* _EXERCISE INPUT_:
# # # #

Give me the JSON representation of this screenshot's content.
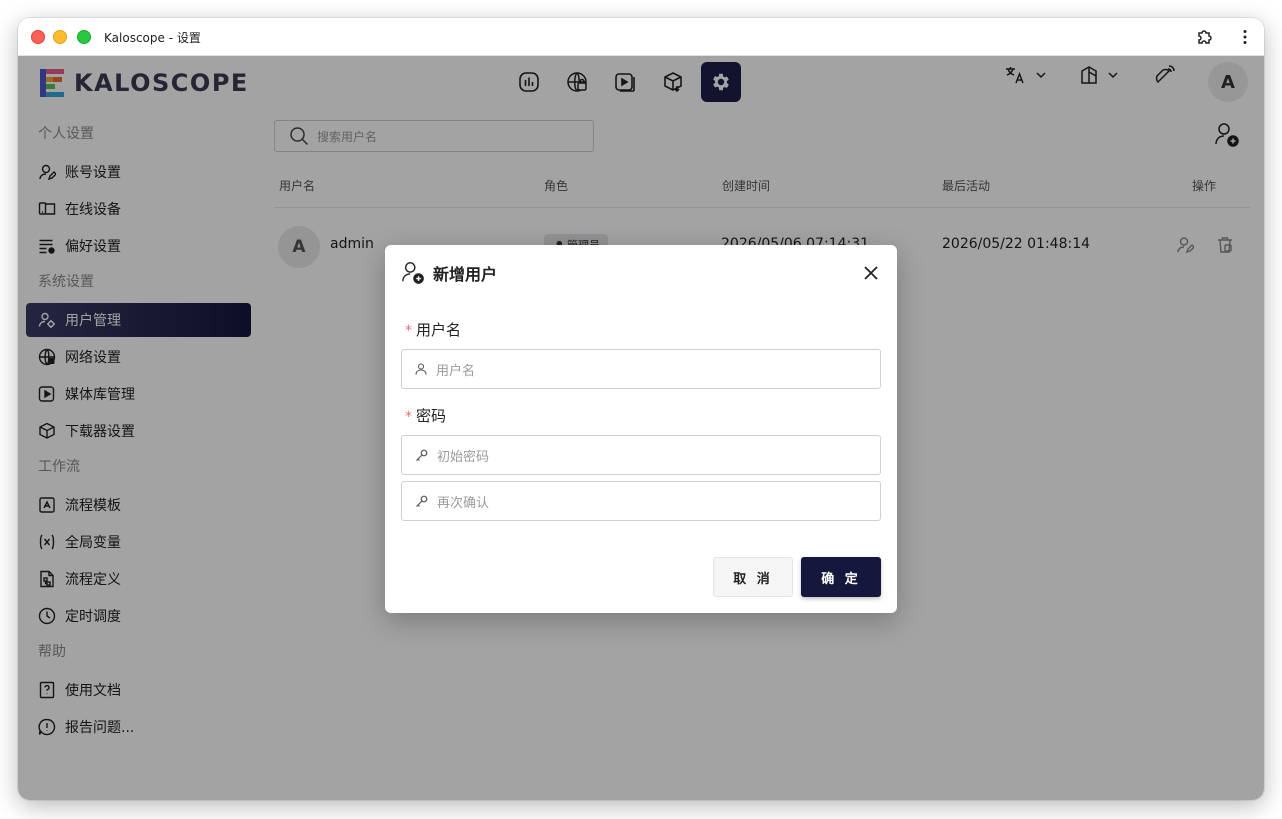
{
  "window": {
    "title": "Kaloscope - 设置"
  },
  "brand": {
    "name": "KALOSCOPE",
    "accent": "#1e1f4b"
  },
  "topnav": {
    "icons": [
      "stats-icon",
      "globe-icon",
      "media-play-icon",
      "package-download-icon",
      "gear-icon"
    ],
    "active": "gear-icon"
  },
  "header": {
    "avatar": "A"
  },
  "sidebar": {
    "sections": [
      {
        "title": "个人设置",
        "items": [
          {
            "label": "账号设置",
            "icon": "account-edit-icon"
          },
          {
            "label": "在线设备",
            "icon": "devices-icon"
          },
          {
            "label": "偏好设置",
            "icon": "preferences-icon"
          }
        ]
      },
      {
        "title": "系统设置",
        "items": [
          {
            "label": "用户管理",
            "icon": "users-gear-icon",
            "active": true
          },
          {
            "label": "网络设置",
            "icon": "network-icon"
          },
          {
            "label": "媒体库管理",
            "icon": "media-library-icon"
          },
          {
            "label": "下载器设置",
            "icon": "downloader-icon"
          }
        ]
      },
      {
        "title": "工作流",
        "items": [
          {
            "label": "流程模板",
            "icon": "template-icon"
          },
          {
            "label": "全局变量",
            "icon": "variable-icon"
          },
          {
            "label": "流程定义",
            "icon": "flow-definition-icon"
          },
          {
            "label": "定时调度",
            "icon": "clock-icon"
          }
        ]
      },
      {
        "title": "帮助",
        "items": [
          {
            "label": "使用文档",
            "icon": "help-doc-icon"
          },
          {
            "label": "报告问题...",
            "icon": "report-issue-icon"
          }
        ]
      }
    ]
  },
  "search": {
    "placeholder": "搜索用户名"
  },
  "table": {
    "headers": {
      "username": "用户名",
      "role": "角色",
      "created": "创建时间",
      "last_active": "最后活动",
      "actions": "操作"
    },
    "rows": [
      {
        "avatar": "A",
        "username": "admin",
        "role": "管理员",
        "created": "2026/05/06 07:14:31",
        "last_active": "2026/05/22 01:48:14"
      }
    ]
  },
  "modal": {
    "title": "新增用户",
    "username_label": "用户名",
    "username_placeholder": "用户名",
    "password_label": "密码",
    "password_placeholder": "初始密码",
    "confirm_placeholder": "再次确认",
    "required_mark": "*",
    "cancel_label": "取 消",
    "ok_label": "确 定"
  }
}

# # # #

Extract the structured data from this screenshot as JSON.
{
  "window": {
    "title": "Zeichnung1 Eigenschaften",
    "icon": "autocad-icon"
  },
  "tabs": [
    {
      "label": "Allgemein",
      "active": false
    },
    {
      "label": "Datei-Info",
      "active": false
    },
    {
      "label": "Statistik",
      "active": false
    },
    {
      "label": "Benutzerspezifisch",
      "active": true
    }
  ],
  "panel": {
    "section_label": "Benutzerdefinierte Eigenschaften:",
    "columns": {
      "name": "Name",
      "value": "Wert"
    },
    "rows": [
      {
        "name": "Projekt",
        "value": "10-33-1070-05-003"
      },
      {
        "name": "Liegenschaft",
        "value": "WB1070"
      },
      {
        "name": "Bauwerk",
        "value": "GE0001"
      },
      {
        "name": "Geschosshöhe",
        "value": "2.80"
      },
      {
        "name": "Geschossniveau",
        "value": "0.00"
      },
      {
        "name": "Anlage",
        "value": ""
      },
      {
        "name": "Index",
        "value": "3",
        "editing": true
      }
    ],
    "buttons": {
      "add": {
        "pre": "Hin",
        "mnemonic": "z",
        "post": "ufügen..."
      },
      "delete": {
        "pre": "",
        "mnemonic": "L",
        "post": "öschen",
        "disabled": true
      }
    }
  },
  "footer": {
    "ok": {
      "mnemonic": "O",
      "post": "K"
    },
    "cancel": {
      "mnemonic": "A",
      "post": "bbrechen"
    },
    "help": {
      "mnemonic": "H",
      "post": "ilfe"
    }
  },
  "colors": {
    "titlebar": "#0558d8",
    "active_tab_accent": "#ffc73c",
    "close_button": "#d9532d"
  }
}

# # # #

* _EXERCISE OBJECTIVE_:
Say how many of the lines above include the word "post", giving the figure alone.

* _SOLUTION FOR THIS EXERCISE_:
5